▸ YOUR OBJECTIVE: Every entry here should be copied exactly.

== Segment start ==

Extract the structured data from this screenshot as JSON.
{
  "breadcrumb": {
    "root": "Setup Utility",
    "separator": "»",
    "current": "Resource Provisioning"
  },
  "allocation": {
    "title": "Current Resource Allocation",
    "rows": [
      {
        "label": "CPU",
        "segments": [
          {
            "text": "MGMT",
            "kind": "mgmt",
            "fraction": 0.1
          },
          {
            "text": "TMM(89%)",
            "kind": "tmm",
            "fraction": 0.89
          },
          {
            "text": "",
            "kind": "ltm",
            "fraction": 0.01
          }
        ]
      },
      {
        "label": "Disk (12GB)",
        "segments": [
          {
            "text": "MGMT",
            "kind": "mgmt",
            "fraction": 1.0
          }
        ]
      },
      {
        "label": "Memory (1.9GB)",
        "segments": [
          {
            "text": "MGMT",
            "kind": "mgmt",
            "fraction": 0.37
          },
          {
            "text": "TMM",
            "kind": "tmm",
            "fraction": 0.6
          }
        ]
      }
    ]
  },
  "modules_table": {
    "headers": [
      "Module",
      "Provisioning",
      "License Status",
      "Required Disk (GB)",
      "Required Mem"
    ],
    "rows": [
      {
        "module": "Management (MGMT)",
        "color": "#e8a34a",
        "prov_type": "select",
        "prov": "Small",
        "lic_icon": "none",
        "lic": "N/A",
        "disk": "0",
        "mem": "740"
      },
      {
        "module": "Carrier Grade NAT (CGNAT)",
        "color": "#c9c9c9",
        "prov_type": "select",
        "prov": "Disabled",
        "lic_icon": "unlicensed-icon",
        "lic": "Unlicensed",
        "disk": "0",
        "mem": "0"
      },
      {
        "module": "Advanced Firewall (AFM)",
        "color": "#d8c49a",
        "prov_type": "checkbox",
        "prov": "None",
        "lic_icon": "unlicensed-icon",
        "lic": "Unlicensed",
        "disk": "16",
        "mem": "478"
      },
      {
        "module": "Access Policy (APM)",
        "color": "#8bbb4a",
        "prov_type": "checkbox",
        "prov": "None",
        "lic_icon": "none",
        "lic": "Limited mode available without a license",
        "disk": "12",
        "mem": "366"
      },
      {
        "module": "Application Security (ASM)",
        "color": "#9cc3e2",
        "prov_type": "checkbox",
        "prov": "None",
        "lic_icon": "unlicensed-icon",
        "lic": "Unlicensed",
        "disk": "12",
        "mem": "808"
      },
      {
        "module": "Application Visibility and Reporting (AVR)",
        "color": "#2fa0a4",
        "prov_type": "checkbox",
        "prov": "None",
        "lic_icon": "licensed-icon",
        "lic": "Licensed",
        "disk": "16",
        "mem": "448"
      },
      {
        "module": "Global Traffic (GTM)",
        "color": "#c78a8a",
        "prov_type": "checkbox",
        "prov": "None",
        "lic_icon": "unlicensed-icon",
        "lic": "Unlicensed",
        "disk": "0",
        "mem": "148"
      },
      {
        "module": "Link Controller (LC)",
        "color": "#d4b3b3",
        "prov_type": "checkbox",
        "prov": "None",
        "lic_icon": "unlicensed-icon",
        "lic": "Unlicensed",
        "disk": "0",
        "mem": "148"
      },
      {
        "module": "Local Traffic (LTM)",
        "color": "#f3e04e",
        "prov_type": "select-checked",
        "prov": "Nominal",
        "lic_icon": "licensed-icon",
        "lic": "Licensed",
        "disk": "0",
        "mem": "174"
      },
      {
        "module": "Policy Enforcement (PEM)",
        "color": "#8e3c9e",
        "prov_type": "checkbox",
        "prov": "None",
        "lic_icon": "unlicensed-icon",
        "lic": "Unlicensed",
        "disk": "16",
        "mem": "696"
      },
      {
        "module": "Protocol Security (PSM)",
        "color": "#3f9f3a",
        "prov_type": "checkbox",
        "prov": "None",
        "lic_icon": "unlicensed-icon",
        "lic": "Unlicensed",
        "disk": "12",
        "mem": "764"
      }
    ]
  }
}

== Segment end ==

▸ ANSWER SPACE:
Extract the structured data from this screenshot as JSON.
{
  "breadcrumb": {
    "root": "Setup Utility",
    "separator": "»",
    "current": "Resource Provisioning"
  },
  "allocation": {
    "title": "Current Resource Allocation",
    "rows": [
      {
        "label": "CPU",
        "segments": [
          {
            "text": "MGMT",
            "kind": "mgmt",
            "fraction": 0.1
          },
          {
            "text": "TMM(89%)",
            "kind": "tmm",
            "fraction": 0.89
          },
          {
            "text": "",
            "kind": "ltm",
            "fraction": 0.01
          }
        ]
      },
      {
        "label": "Disk (12GB)",
        "segments": [
          {
            "text": "MGMT",
            "kind": "mgmt",
            "fraction": 1.0
          }
        ]
      },
      {
        "label": "Memory (1.9GB)",
        "segments": [
          {
            "text": "MGMT",
            "kind": "mgmt",
            "fraction": 0.37
          },
          {
            "text": "TMM",
            "kind": "tmm",
            "fraction": 0.6
          }
        ]
      }
    ]
  },
  "modules_table": {
    "headers": [
      "Module",
      "Provisioning",
      "License Status",
      "Required Disk (GB)",
      "Required Mem"
    ],
    "rows": [
      {
        "module": "Management (MGMT)",
        "color": "#e8a34a",
        "prov_type": "select",
        "prov": "Small",
        "lic_icon": "none",
        "lic": "N/A",
        "disk": "0",
        "mem": "740"
      },
      {
        "module": "Carrier Grade NAT (CGNAT)",
        "color": "#c9c9c9",
        "prov_type": "select",
        "prov": "Disabled",
        "lic_icon": "unlicensed-icon",
        "lic": "Unlicensed",
        "disk": "0",
        "mem": "0"
      },
      {
        "module": "Advanced Firewall (AFM)",
        "color": "#d8c49a",
        "prov_type": "checkbox",
        "prov": "None",
        "lic_icon": "unlicensed-icon",
        "lic": "Unlicensed",
        "disk": "16",
        "mem": "478"
      },
      {
        "module": "Access Policy (APM)",
        "color": "#8bbb4a",
        "prov_type": "checkbox",
        "prov": "None",
        "lic_icon": "none",
        "lic": "Limited mode available without a license",
        "disk": "12",
        "mem": "366"
      },
      {
        "module": "Application Security (ASM)",
        "color": "#9cc3e2",
        "prov_type": "checkbox",
        "prov": "None",
        "lic_icon": "unlicensed-icon",
        "lic": "Unlicensed",
        "disk": "12",
        "mem": "808"
      },
      {
        "module": "Application Visibility and Reporting (AVR)",
        "color": "#2fa0a4",
        "prov_type": "checkbox",
        "prov": "None",
        "lic_icon": "licensed-icon",
        "lic": "Licensed",
        "disk": "16",
        "mem": "448"
      },
      {
        "module": "Global Traffic (GTM)",
        "color": "#c78a8a",
        "prov_type": "checkbox",
        "prov": "None",
        "lic_icon": "unlicensed-icon",
        "lic": "Unlicensed",
        "disk": "0",
        "mem": "148"
      },
      {
        "module": "Link Controller (LC)",
        "color": "#d4b3b3",
        "prov_type": "checkbox",
        "prov": "None",
        "lic_icon": "unlicensed-icon",
        "lic": "Unlicensed",
        "disk": "0",
        "mem": "148"
      },
      {
        "module": "Local Traffic (LTM)",
        "color": "#f3e04e",
        "prov_type": "select-checked",
        "prov": "Nominal",
        "lic_icon": "licensed-icon",
        "lic": "Licensed",
        "disk": "0",
        "mem": "174"
      },
      {
        "module": "Policy Enforcement (PEM)",
        "color": "#8e3c9e",
        "prov_type": "checkbox",
        "prov": "None",
        "lic_icon": "unlicensed-icon",
        "lic": "Unlicensed",
        "disk": "16",
        "mem": "696"
      },
      {
        "module": "Protocol Security (PSM)",
        "color": "#3f9f3a",
        "prov_type": "checkbox",
        "prov": "None",
        "lic_icon": "unlicensed-icon",
        "lic": "Unlicensed",
        "disk": "12",
        "mem": "764"
      }
    ]
  }
}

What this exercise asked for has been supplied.